The president of the United States, Joe Biden, has recognized this Saturday as “genocide” the extermination of more than one and a half million Armenians at the hands of the Ottoman Empire when 106 years have passed since the beginning of the massacre. With this qualifier, the Democrat breaks with his predecessors in the White House, who avoided calling it genocide for fear of damaging the relationship between the United States and Turkey. Biden’s announcement escalates the tension between the two countries, aggravated after Ankara bought Russian military equipment, cases of human rights violations and military interventions in Syria and Libya.
“Every year, on this day, we remember the lives of all those who died in the Armenian genocide of the Ottoman era and we recommit to ensure that this atrocity does not happen again,” Biden said in a statement, becoming the first president in the United States. the history of the United States in classifying the massacre of Armenians between 1915 and 1923 as genocide. Ronald Reagan made an allusion in 1981 to the Armenian genocide during a statement on the Holocaust, but backed down under pressure from Turkey, Washington’s current partner in the NATO. In 2019, the US Congress passed the resolutions to recognize the genocide for the first time, but Donald Trump – who had good relations with Turkish President Recep Tayyp Erdogan – did not take them into consideration.
According to the White House statement, Biden called Erdogan on Friday, but did not mention the massacres of the early 20th century. The US president expressed interest in a “constructive bilateral relationship with expanded areas of cooperation and effective management of disagreements.” The Turkish transcript of the call narrates that Erdogan raised his objections about US support for Kurdish forces in Syria, whom Ankara considers terrorist groups.
Turkey, the heir state to the Ottoman Empire, has acknowledged that many Armenians were killed in fighting with the Ottoman forces, but refuses to call it genocide and questions the succulent casualty figures.

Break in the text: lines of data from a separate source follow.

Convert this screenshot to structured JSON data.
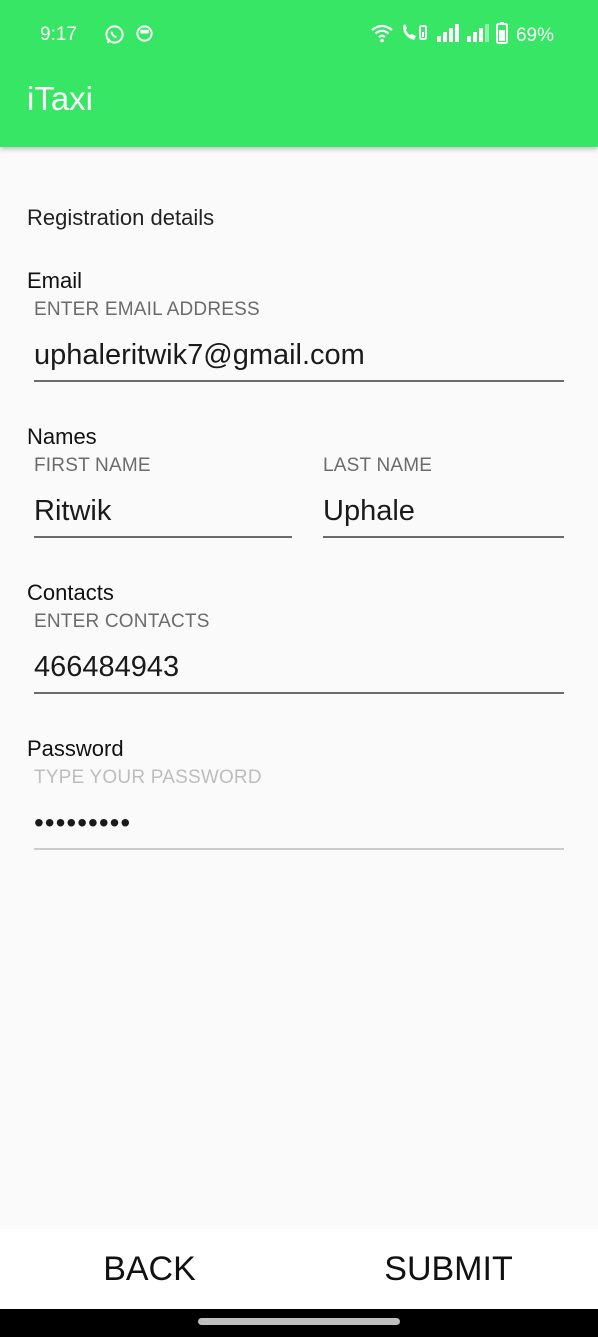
{
  "status_bar": {
    "time": "9:17",
    "battery": "69%",
    "icons": [
      "whatsapp-icon",
      "notification-icon",
      "wifi-icon",
      "wifi-calling-icon",
      "signal-icon",
      "signal-icon",
      "battery-icon"
    ]
  },
  "app_bar": {
    "title": "iTaxi",
    "color": "#37e664"
  },
  "form": {
    "heading": "Registration details",
    "email": {
      "label": "Email",
      "hint": "ENTER EMAIL ADDRESS",
      "value": "uphaleritwik7@gmail.com"
    },
    "names": {
      "label": "Names",
      "first": {
        "hint": "FIRST NAME",
        "value": "Ritwik"
      },
      "last": {
        "hint": "LAST NAME",
        "value": "Uphale"
      }
    },
    "contacts": {
      "label": "Contacts",
      "hint": "ENTER CONTACTS",
      "value": "466484943"
    },
    "password": {
      "label": "Password",
      "hint": "TYPE YOUR PASSWORD",
      "value": "•••••••••"
    }
  },
  "actions": {
    "back": "BACK",
    "submit": "SUBMIT"
  }
}
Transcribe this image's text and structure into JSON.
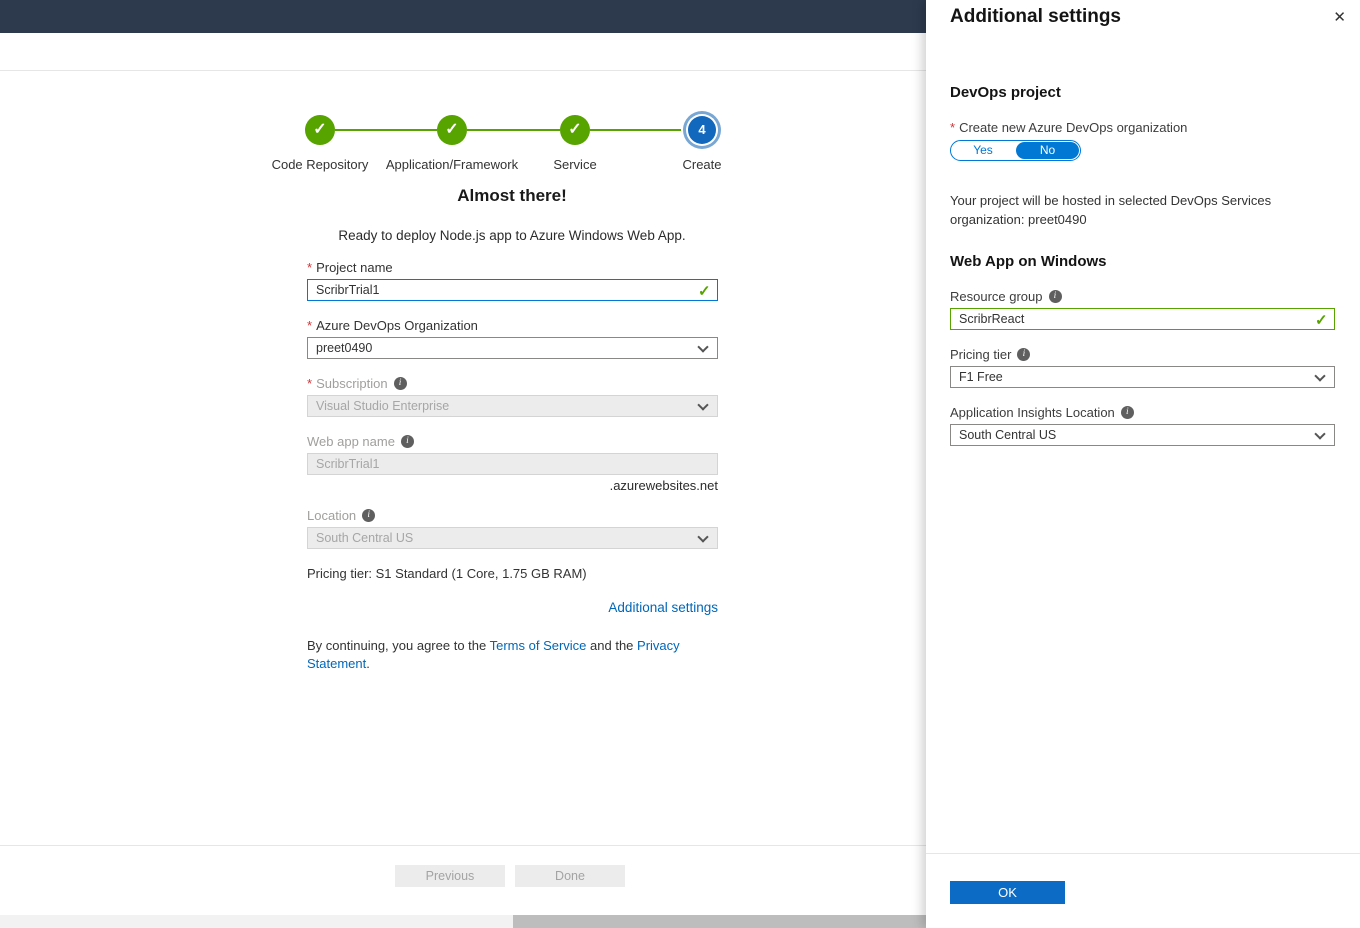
{
  "ui": {
    "required_marker": "*",
    "close_icon": "✕",
    "check_icon": "✓",
    "info_glyph": "i"
  },
  "colors": {
    "topbar": "#2d3a4e",
    "accent_blue": "#0078d4",
    "success_green": "#57a300",
    "link_blue": "#0067b8",
    "step_current_blue": "#1168bd"
  },
  "stepper": {
    "steps": [
      {
        "label": "Code Repository"
      },
      {
        "label": "Application/Framework"
      },
      {
        "label": "Service"
      },
      {
        "label": "Create",
        "number": "4"
      }
    ]
  },
  "main": {
    "heading": "Almost there!",
    "subheading": "Ready to deploy Node.js app to Azure Windows Web App.",
    "project_name": {
      "label": "Project name",
      "value": "ScribrTrial1"
    },
    "devops_org": {
      "label": "Azure DevOps Organization",
      "value": "preet0490"
    },
    "subscription": {
      "label": "Subscription",
      "value": "Visual Studio Enterprise"
    },
    "web_app_name": {
      "label": "Web app name",
      "value": "ScribrTrial1",
      "domain_suffix": ".azurewebsites.net"
    },
    "location": {
      "label": "Location",
      "value": "South Central US"
    },
    "pricing_text": "Pricing tier: S1 Standard (1 Core, 1.75 GB RAM)",
    "additional_settings_link": "Additional settings",
    "terms": {
      "prefix": "By continuing, you agree to the ",
      "terms_link": "Terms of Service",
      "middle": " and the ",
      "privacy_link": "Privacy Statement",
      "suffix": "."
    },
    "footer": {
      "previous_label": "Previous",
      "done_label": "Done"
    }
  },
  "panel": {
    "title": "Additional settings",
    "devops_section": {
      "heading": "DevOps project",
      "create_org_label": "Create new Azure DevOps organization",
      "toggle": {
        "yes": "Yes",
        "no": "No"
      },
      "hosted_text": "Your project will be hosted in selected DevOps Services organization: preet0490"
    },
    "webapp_section": {
      "heading": "Web App on Windows",
      "resource_group": {
        "label": "Resource group",
        "value": "ScribrReact"
      },
      "pricing_tier": {
        "label": "Pricing tier",
        "value": "F1 Free"
      },
      "app_insights_location": {
        "label": "Application Insights Location",
        "value": "South Central US"
      }
    },
    "ok_label": "OK"
  }
}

They justify that they were times of war, where there were deaths on both sides, that the dead Armenians numbered 300,000, when historians estimate that they exceeded one and a half million.

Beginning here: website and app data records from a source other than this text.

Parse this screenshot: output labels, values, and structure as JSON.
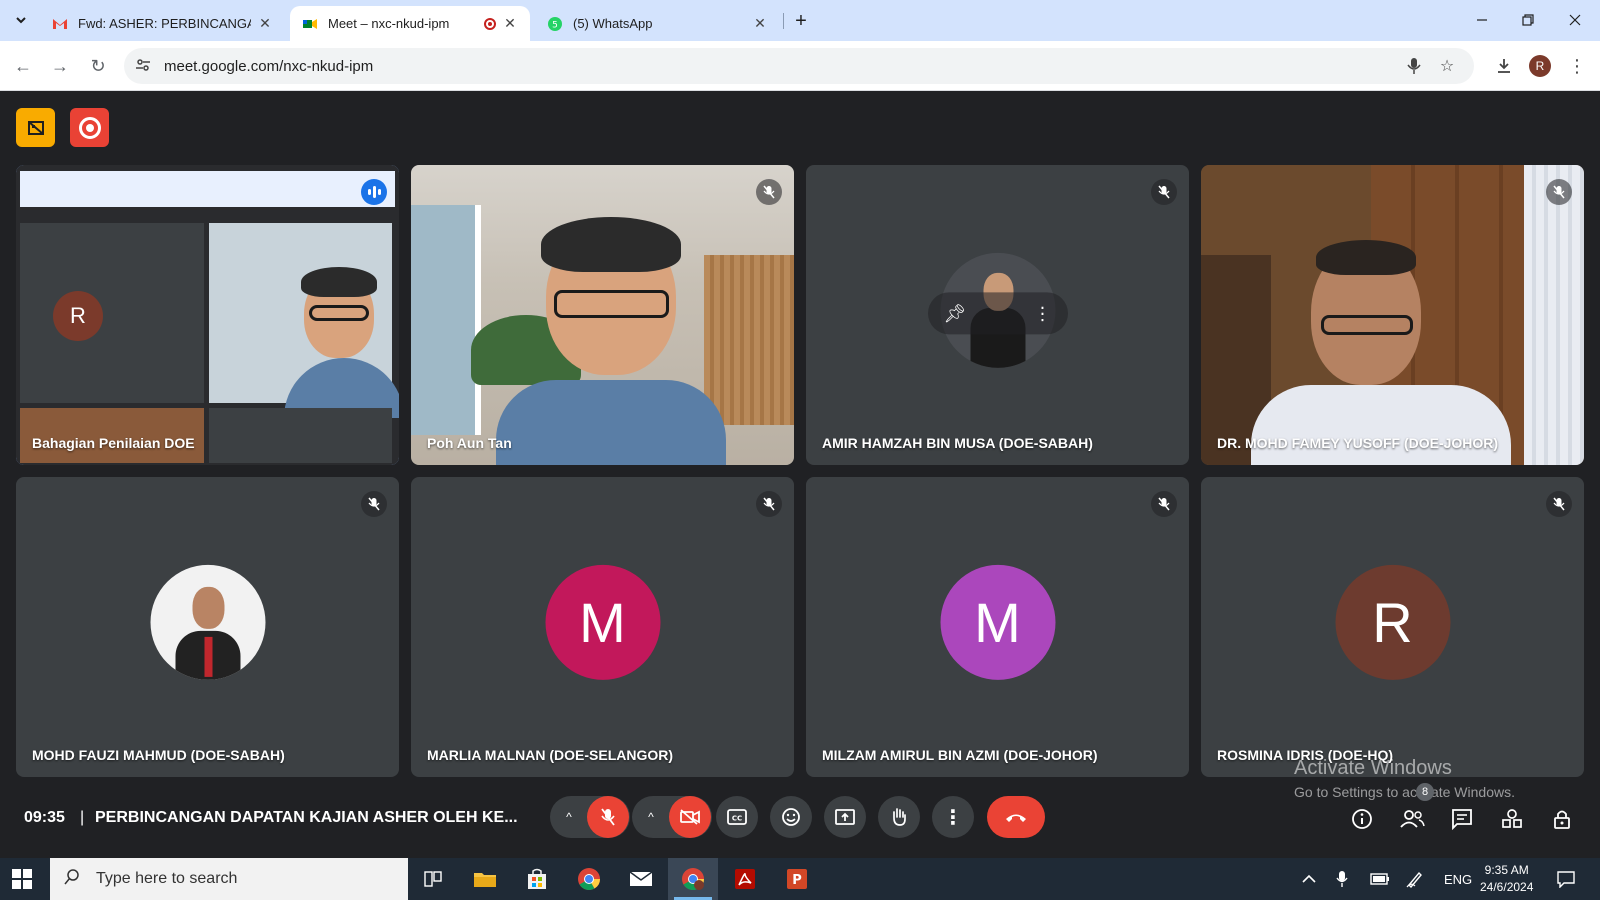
{
  "browser": {
    "tabs": [
      {
        "title": "Fwd: ASHER: PERBINCANGAN D",
        "icon": "gmail-icon"
      },
      {
        "title": "Meet – nxc-nkud-ipm",
        "icon": "meet-icon",
        "recording": true
      },
      {
        "title": "(5) WhatsApp",
        "icon": "whatsapp-icon"
      }
    ],
    "url": "meet.google.com/nxc-nkud-ipm",
    "profile_initial": "R"
  },
  "meet": {
    "participants": [
      {
        "name": "Bahagian Penilaian DOE",
        "type": "screen",
        "speaking": true,
        "inner_initial": "R"
      },
      {
        "name": "Poh Aun Tan",
        "type": "video"
      },
      {
        "name": "AMIR HAMZAH BIN MUSA (DOE-SABAH)",
        "type": "photo"
      },
      {
        "name": "DR. MOHD FAMEY YUSOFF (DOE-JOHOR)",
        "type": "video"
      },
      {
        "name": "MOHD FAUZI MAHMUD (DOE-SABAH)",
        "type": "photo"
      },
      {
        "name": "MARLIA MALNAN (DOE-SELANGOR)",
        "type": "initial",
        "initial": "M",
        "color": "#c2185b"
      },
      {
        "name": "MILZAM AMIRUL BIN AZMI (DOE-JOHOR)",
        "type": "initial",
        "initial": "M",
        "color": "#ab47bc"
      },
      {
        "name": "ROSMINA IDRIS (DOE-HQ)",
        "type": "initial",
        "initial": "R",
        "color": "#6d3b2f"
      }
    ],
    "time": "09:35",
    "separator": "|",
    "title": "PERBINCANGAN DAPATAN KAJIAN ASHER OLEH KE...",
    "people_count": "8",
    "watermark_line1": "Activate Windows",
    "watermark_line2": "Go to Settings to activate Windows."
  },
  "taskbar": {
    "search_placeholder": "Type here to search",
    "language": "ENG",
    "time": "9:35 AM",
    "date": "24/6/2024"
  },
  "colors": {
    "meet_bg": "#202124",
    "tile_bg": "#3c4043",
    "red": "#ea4335",
    "speaking_outline": "#8ab4f8"
  }
}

Armenian-American groups had for years lobbied for Washington to call the massacre “genocide” and this Saturday they celebrated the measure. “President Biden’s statement on the Armenian genocide marks a critical moment in the arc of human rights history,” said Bryan Ardouny, executive director of the Armenian Assembly of America. “By staunchly opposing a century of denial, President Biden has charted a new course,” he added in a statement.